Summary: A brief message on Christ's healing of the man born blind, contrasting the Pharisees and the man born blind. The man born blind met Christ and was made to see; the Pharisees saw the same miracles and heard the same truth, but left blind.
John 9:5: “As long as I am in the world, I am the light of the world.”
The Scripture we just read is hardly the only one that refers to Jesus as the light of the world. An Old Testament prophet pointed to Jesus as the “Sun of righteousness” who would arise “with healing in His wings.” Earlier in the gospel of John, we read that “And this is the condemnation, that light is come into the world, and men loved darkness rather than light, because their deeds were evil.” (John 3:19)
But, in this Scripture, Jesus illustrated his point very powerfully by healing a man who had been born blind — his problem was not that he had seen at one time and gone blind, but he had never seen.
In the gospel of John, we are given a myriad of illustrations to support what Jesus taught, and this is presented to us as an object lesson of what Jesus meant when He said, “I am the light of the world.”
Let’s look at three lessons from this passage about the work of Christ in our lives, and the necessity of a right response to Light.
1. Christ Overcomes Darkness (John 9:3-6)
Jesus made it clear that His purpose was not to simply bring judgment or condemnation against the darkness, but to correct it. The disciples had the same problem many of us have — they wanted to find someone to blame. They asked Jesus who was responsible for this man’s blindness — had his parents done something to warrant it? had he?
Often, we want to take sin and defend it with the blame game:
• I wouldn’t have stolen if I didn’t need it...
• Well, if my employer treated me right...
• They aren’t doing their part...
• My parents never taught me that...
All of that may be true. In this case, Jesus made it clear that it wasn’t the man’s sin or his parents that had caused this, but rather God had allowed or even caused the man to be born blind so that God’s works could be revealed.
But, regardless of who was to blame, the man was still blind. Everything was dark to him. The sun was shining, the leaves were changing, the water was flowing, but he couldn’t see any of it. He still had a desperate problem.
You and I may be able to point to people or circumstances we can legitimately blame for our problems. We can probably even use those people or circumstances to rationalize disobedience to God. But, God is not interested in playing the blame game with us — He is interested in dealing with the problem.
Jesus didn’t play the blame game. Instead, through a two-part process, He healed the man of His blindness!
The disciples were sitting around trying to figure out who had caused the problem. Jesus came not with blame but with a solution.

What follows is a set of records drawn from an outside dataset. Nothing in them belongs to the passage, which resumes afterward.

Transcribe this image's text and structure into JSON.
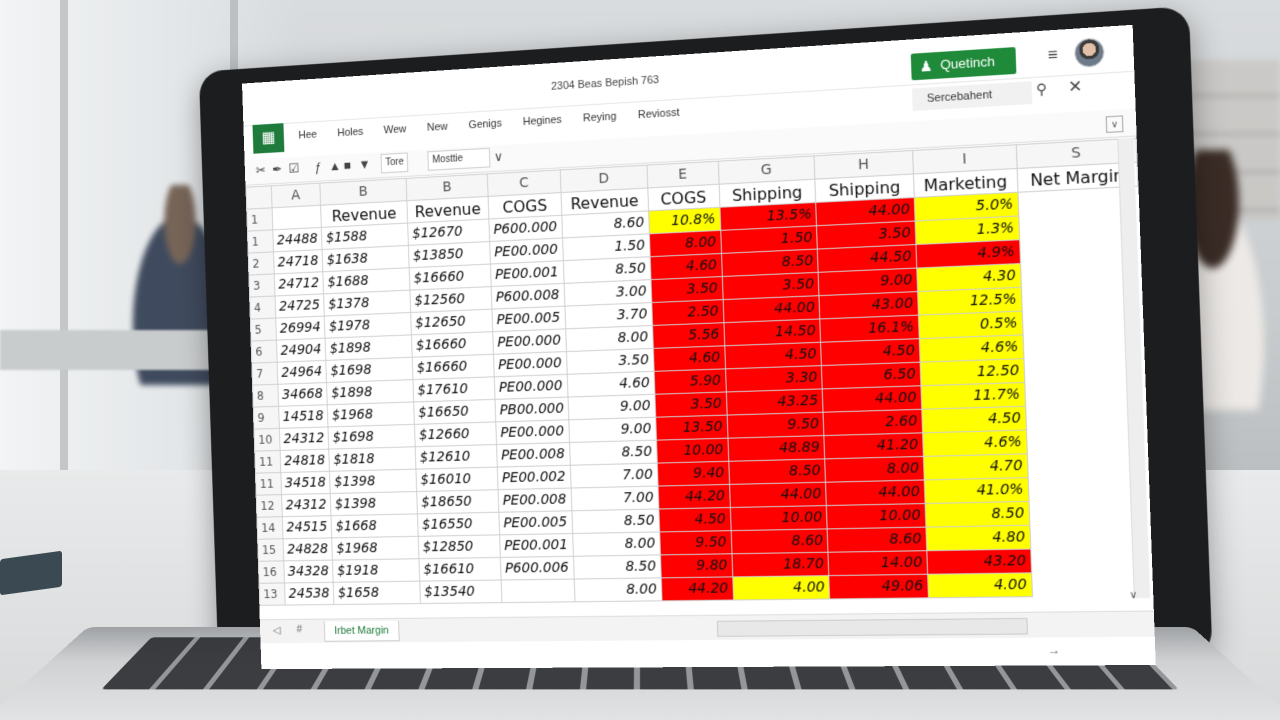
{
  "window": {
    "doc_title": "2304 Beas Bepish 763",
    "share_label": "Quetinch",
    "search_label": "Sercebahent",
    "ribbon_tabs": [
      "Hee",
      "Holes",
      "Wew",
      "New",
      "Genigs",
      "Hegines",
      "Reying",
      "Reviosst"
    ]
  },
  "toolbar": {
    "font_size_box": "Tore",
    "style_box": "Mosttie",
    "dropdown_glyph": "∨"
  },
  "columns": [
    "A",
    "B",
    "B",
    "C",
    "D",
    "E",
    "G",
    "H",
    "I",
    "S"
  ],
  "header_row": {
    "rownum": "1",
    "cells": [
      "Revenue",
      "Revenue",
      "COGS",
      "Revenue",
      "COGS",
      "Shipping",
      "Shipping",
      "Marketing",
      "Net Margin"
    ]
  },
  "rows": [
    {
      "n": "1",
      "a": "24488",
      "b": "$1588",
      "c": "$12670",
      "d": "P600.000",
      "e": "8.60",
      "g": "10.8%",
      "h": "13.5%",
      "i": "44.00",
      "s": "5.0%"
    },
    {
      "n": "2",
      "a": "24718",
      "b": "$1638",
      "c": "$13850",
      "d": "PE00.000",
      "e": "1.50",
      "g": "8.00",
      "h": "1.50",
      "i": "3.50",
      "s": "1.3%"
    },
    {
      "n": "3",
      "a": "24712",
      "b": "$1688",
      "c": "$16660",
      "d": "PE00.001",
      "e": "8.50",
      "g": "4.60",
      "h": "8.50",
      "i": "44.50",
      "s": "4.9%"
    },
    {
      "n": "4",
      "a": "24725",
      "b": "$1378",
      "c": "$12560",
      "d": "P600.008",
      "e": "3.00",
      "g": "3.50",
      "h": "3.50",
      "i": "9.00",
      "s": "4.30"
    },
    {
      "n": "5",
      "a": "26994",
      "b": "$1978",
      "c": "$12650",
      "d": "PE00.005",
      "e": "3.70",
      "g": "2.50",
      "h": "44.00",
      "i": "43.00",
      "s": "12.5%"
    },
    {
      "n": "6",
      "a": "24904",
      "b": "$1898",
      "c": "$16660",
      "d": "PE00.000",
      "e": "8.00",
      "g": "5.56",
      "h": "14.50",
      "i": "16.1%",
      "s": "0.5%"
    },
    {
      "n": "7",
      "a": "24964",
      "b": "$1698",
      "c": "$16660",
      "d": "PE00.000",
      "e": "3.50",
      "g": "4.60",
      "h": "4.50",
      "i": "4.50",
      "s": "4.6%"
    },
    {
      "n": "8",
      "a": "34668",
      "b": "$1898",
      "c": "$17610",
      "d": "PE00.000",
      "e": "4.60",
      "g": "5.90",
      "h": "3.30",
      "i": "6.50",
      "s": "12.50"
    },
    {
      "n": "9",
      "a": "14518",
      "b": "$1968",
      "c": "$16650",
      "d": "PB00.000",
      "e": "9.00",
      "g": "3.50",
      "h": "43.25",
      "i": "44.00",
      "s": "11.7%"
    },
    {
      "n": "10",
      "a": "24312",
      "b": "$1698",
      "c": "$12660",
      "d": "PE00.000",
      "e": "9.00",
      "g": "13.50",
      "h": "9.50",
      "i": "2.60",
      "s": "4.50"
    },
    {
      "n": "11",
      "a": "24818",
      "b": "$1818",
      "c": "$12610",
      "d": "PE00.008",
      "e": "8.50",
      "g": "10.00",
      "h": "48.89",
      "i": "41.20",
      "s": "4.6%"
    },
    {
      "n": "11",
      "a": "34518",
      "b": "$1398",
      "c": "$16010",
      "d": "PE00.002",
      "e": "7.00",
      "g": "9.40",
      "h": "8.50",
      "i": "8.00",
      "s": "4.70"
    },
    {
      "n": "12",
      "a": "24312",
      "b": "$1398",
      "c": "$18650",
      "d": "PE00.008",
      "e": "7.00",
      "g": "44.20",
      "h": "44.00",
      "i": "44.00",
      "s": "41.0%"
    },
    {
      "n": "14",
      "a": "24515",
      "b": "$1668",
      "c": "$16550",
      "d": "PE00.005",
      "e": "8.50",
      "g": "4.50",
      "h": "10.00",
      "i": "10.00",
      "s": "8.50"
    },
    {
      "n": "15",
      "a": "24828",
      "b": "$1968",
      "c": "$12850",
      "d": "PE00.001",
      "e": "8.00",
      "g": "9.50",
      "h": "8.60",
      "i": "8.60",
      "s": "4.80"
    },
    {
      "n": "16",
      "a": "34328",
      "b": "$1918",
      "c": "$16610",
      "d": "P600.006",
      "e": "8.50",
      "g": "9.80",
      "h": "18.70",
      "i": "14.00",
      "s": "43.20"
    },
    {
      "n": "13",
      "a": "24538",
      "b": "$1658",
      "c": "$13540",
      "d": "",
      "e": "8.00",
      "g": "44.20",
      "h": "4.00",
      "i": "49.06",
      "s": "4.00"
    }
  ],
  "highlight": {
    "g": [
      "yellow",
      "red",
      "red",
      "red",
      "red",
      "red",
      "red",
      "red",
      "red",
      "red",
      "red",
      "red",
      "red",
      "red",
      "red",
      "red",
      "red"
    ],
    "h": [
      "red",
      "red",
      "red",
      "red",
      "red",
      "red",
      "red",
      "red",
      "red",
      "red",
      "red",
      "red",
      "red",
      "red",
      "red",
      "red",
      "yellow"
    ],
    "i": [
      "red",
      "red",
      "red",
      "red",
      "red",
      "red",
      "red",
      "red",
      "red",
      "red",
      "red",
      "red",
      "red",
      "red",
      "red",
      "red",
      "red"
    ],
    "s": [
      "yellow",
      "yellow",
      "red",
      "yellow",
      "yellow",
      "yellow",
      "yellow",
      "yellow",
      "yellow",
      "yellow",
      "yellow",
      "yellow",
      "yellow",
      "yellow",
      "yellow",
      "red",
      "yellow"
    ],
    "colors": {
      "red": "#ff0000",
      "yellow": "#ffff00"
    }
  },
  "sheet": {
    "tab_label": "Irbet Margin",
    "nav_prev": "◁",
    "nav_next": "#"
  },
  "theme": {
    "accent": "#1f8a3a",
    "excel_green": "#1e7b3c"
  }
}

Jesus isn’t interested in our rationalizations. Sure, we can all point to negative circumstances, and I’m not negating those. But, Christ has the power to take the worst circumstances and somehow turn them into victories of grace.
But Christ doesn’t overcome only physical darkness. He overcomes the heavy spiritual darkness that comes with covered sin and habitual deceit. In fact, John 1 tells us that the “light shineth in darkness, and the darkness comprehended it not,” or could not comprehend it.
Don’t allow the devil to convince you that sin’s darkness is permanent! Born blind? Yes, we were all “born blind.” We were born in sin, born into a cosmic rebellion against the Creator of the world. BUT — the Light shined! The Voice spoke! Jesus came so that we can “see clearly.”
2. Christ Rewards Duty (John 9:7-11)
We have here (as in many of the miracles) a juxtaposition of two truths. On one hand, Christ’s mission was to heal this man to God’s glory. That was God’s will, God’s plan from the beginning for this man. Yet, Christ hinged this miracle that He was going to perform on the man’s obedience. Jesus said to him, “Go wash in the pool of Siloam,” and the man washed and “went his way seeing.
God has given us instructions as well. Salvation is by grace, but Peter told the crowd at Pentecost, “Repent...and be converted.” John the Baptist told the Pharisees to “Bring forth fruits meet for repentance.” In 2 Corinthians 10, Paul wrote that a “godly sorrow” would result in “repentance,” which would lead to “salvation.”
God is not going to drag us to heaven kicking and screaming, and He wasn’t forcing healing on this man, either. He gave him simple instructions, and expected him to obey.
When the blind man simply obeyed the instructions to wash in the pool of Siloam, he found that he was healed. “He went his way seeing.”